Like 5,000 pounds.
I don’t care what the papal poobahs say.
Men that marvelous ought to be spread far and wide.
Tuesday, October 25, 2016
I was 19 years old the first time I went to Chicago. It was the summer Doug and I barnstormed the Midwest with a traveling carnival.
We made good money, had a great time and learned there were at least a few Illinois girls reckless enough about their reputations to be seen kissing carnies.
During an off-day, I toured the historic Chicago Tribune building and saw the office where Mike Royko wrote the columns that made me want to grow up to be just like him.
I drank beer and ate cheeseburgers in the Billy Goat Tavern.
I was back in the Windy City in 1989 on an a story about luxury train travel, having scored a D.C.-to-Chicago ticket on board the American-Oriental Express. I became friends with a guy in the piano car and we went for downtown drinks and dinner before I had to return. It’s a splendid memory.
The last time I was in Chicago was with three buddies. We were on a Wrigley pilgrimage and saw three games at the hallowed ballpark. What fun we had.

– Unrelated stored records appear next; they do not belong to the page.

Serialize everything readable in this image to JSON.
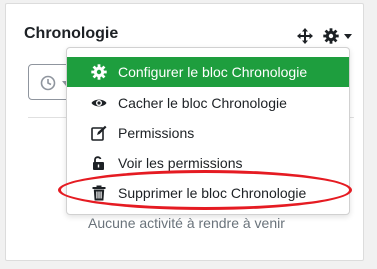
{
  "block": {
    "title": "Chronologie",
    "empty_message": "Aucune activité à rendre à venir"
  },
  "header_icons": [
    "move-icon",
    "gear-icon",
    "caret-down-icon"
  ],
  "menu": {
    "items": [
      {
        "label": "Configurer le bloc Chronologie",
        "icon": "gear-icon",
        "active": true
      },
      {
        "label": "Cacher le bloc Chronologie",
        "icon": "eye-icon",
        "active": false
      },
      {
        "label": "Permissions",
        "icon": "edit-icon",
        "active": false
      },
      {
        "label": "Voir les permissions",
        "icon": "unlock-icon",
        "active": false
      },
      {
        "label": "Supprimer le bloc Chronologie",
        "icon": "trash-icon",
        "active": false
      }
    ]
  },
  "colors": {
    "active_item": "#1e9e3e",
    "highlight": "#e51b22",
    "text": "#1d2125"
  }
}
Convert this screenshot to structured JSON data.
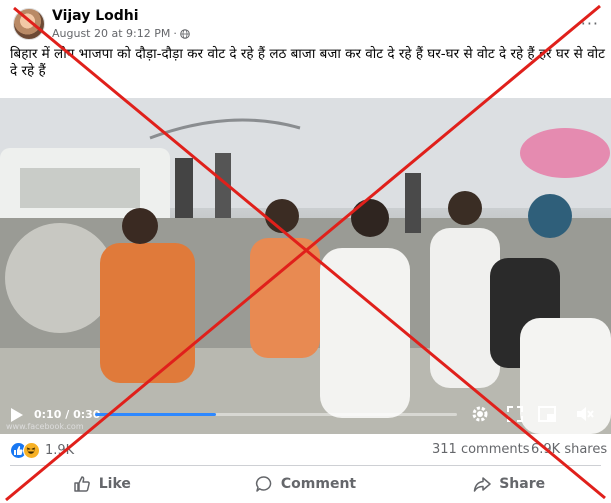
{
  "post": {
    "author": "Vijay Lodhi",
    "timestamp": "August 20 at 9:12 PM",
    "separator": "·",
    "more": "···",
    "caption": "बिहार में लोग भाजपा को दौड़ा-दौड़ा कर वोट दे रहे हैं लठ बाजा  बजा कर वोट दे रहे हैं घर-घर से वोट दे रहे हैं हर घर से वोट दे रहे हैं"
  },
  "video": {
    "current_time": "0:10",
    "time_separator": " / ",
    "duration": "0:30",
    "progress_fraction": 0.333,
    "watermark": "www.facebook.com"
  },
  "stats": {
    "reaction_count": "1.9K",
    "comments": "311 comments",
    "shares": "6.9K shares"
  },
  "actions": {
    "like": "Like",
    "comment": "Comment",
    "share": "Share"
  },
  "colors": {
    "accent": "#1877f2",
    "progress": "#2d88ff",
    "cross": "#e0201b",
    "muted_text": "#65676b"
  },
  "icons": [
    "globe-icon",
    "more-icon",
    "play-icon",
    "settings-icon",
    "fullscreen-icon",
    "pip-icon",
    "volume-icon",
    "like-icon",
    "comment-icon",
    "share-icon"
  ]
}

I’m friends with many Cubs fans and am often charmed by the friendliness of the people I meet from the Second City.
So why with all that happy history am I rooting for the Cubs to lose in a heartbreaking fashion?
It’s all because of two guys.
Steve Bartman and the jackass
Note: I didn’t say Steve Bartman and billy goat.
You may know about Bartman. He’s the hapless left field foul line fan who made the common mistake of reaching for a foul ball in Game 6 of the 2003 NLCS. The interference may or may not have caused Cubs leftfielder Moises Alou to miss what would have been the second out of the eighth inning.
Whatever. A Florida Marlins rally ensued and the Marlins went on to win the game and the World Series.
The Cubs fans blamed Bartman, then 26. It was ugly. Fans wanted to kill him. Some still do.
A friend of his said told CNN: “It was something like a biblical ‘Give us Barabbas and crucify the other guy,’ you know. It was mob action fueled by a lot of alcohol, a perfect storm of dysfunctional behavior.”
He still gets death threats.
That would never happen in Pittsburgh!
I contend the fabled curse of the billy goat won’t be the reason the Cubs lose this series in seven games (14 inning Game 7).
I believe it’ll be because of Bartman.
And the jackass.
I don’t know his name. I wrote about the incident in this 2008 link, the one I deftly headlined, “I hate the Chicago Cubs.”
I don’t think I’ve ever hated a single person more.
Through the years I’ve built him into evil incarnate.
When I heard years ago ISIL was forming a caliphate with intentions of subjugating the entire Christian world, I thought, “I’ll bet that jackass Cubs fan is behind the whole thing.”
At various times, I’ve endured tech and automotive troubles that have been exacerbated by men who’ve either looked or sounded suspiciously like that jackass Cubs fan.
So, you see, I don’t think the Cubs have a prayer.
But there’s still time. The Cubs could say all is forgiven and invite Bartman to throw out the first pitch at Game 3 Friday night.
Many good Cubs fans realize they put the poor guy through hell with their hatred and death threats. They're eager to make amends.
It’s never helpful to threaten to kill someone like Bartman.
So go on and make things right. Say you forgive Steve Bartman.
Then find and kill that jackass.